Best recent read: The New Jim Crow by Michelle Alexander. It talks about how we are putting so many black men in jail for things that young white men don’t go to jail for.
Roots of Empathy and Seeds of Empathy
Mary Gordon, founder and president of Roots of Empathy and Seeds of Empathy, has an ethereal and kinetic glow, the kind that radiates from a baby’s face when it’s being held in her embracing arms. Within the field of early learning education systems, Gordon is the fairy godmother for the empathy movement. Her melodic voice and energy command a warm response from everyone in her presence, from newborns to the aged.
Gordon’s programs, which are dedicated to promoting emotional literacy and empathy among children, arrived in Seattle — the only U.S. location for Roots — from her native Canada in the fall of 2007. Today more than 96 schools (45 in the Seattle area) use the Roots and Seeds of Empathy programs as an antidote for bullying, a phenomenon so widespread that the National Institute of Child Health and Human Development calls it a “public health problem.”
Roots of Empathy now has a 16-year track record of reducing aggression and increasing empathy and social/emotional competence in schools all across Canada, as well as in New Zealand, Northern Ireland, the Republic of Ireland, Germany, Scotland, the Isle of Man and Seattle.
Gordon is collaborating with Andrew Meltzoff, Ph.D., and Pat Kuhl, Ph.D., co-directors of the University of Washington’s Institute for Learning and Brain Sciences, to study the influence of the Roots program on kids’ emotional regulation. Gordon says they know that kids in the program exhibit less aggressive and bullying behaviors. “We are now going to learn what their brains look like to better influence this behavior,” she says.
“If you foster empathy in a child, you have created a gateway to finding the humanity in another person,” says Gordon. “That is the core of human relations — the core of parenting.
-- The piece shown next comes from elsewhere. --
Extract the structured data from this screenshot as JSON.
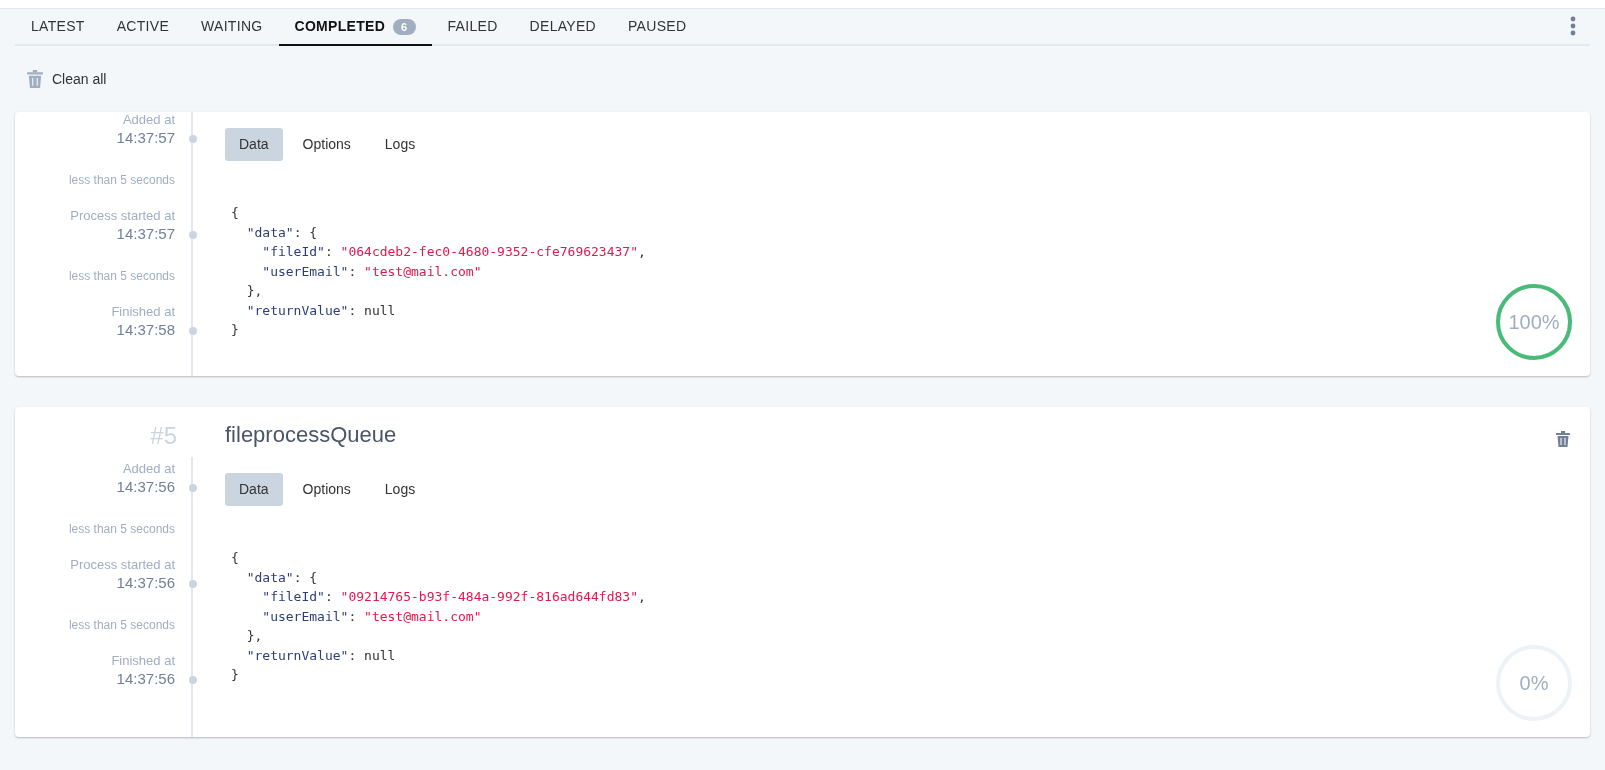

We are all wired to become competent, loving human beings through our key relationships.”
Personal heroes: My parents, for their wisdom, devotion, big-scale thinking and ability to show me what an ethical life looks like, how to love and the love of learning.
Quality you most admire in others: Empathy.
Best recent read: Howard Gardner’s Five Minds for the Future.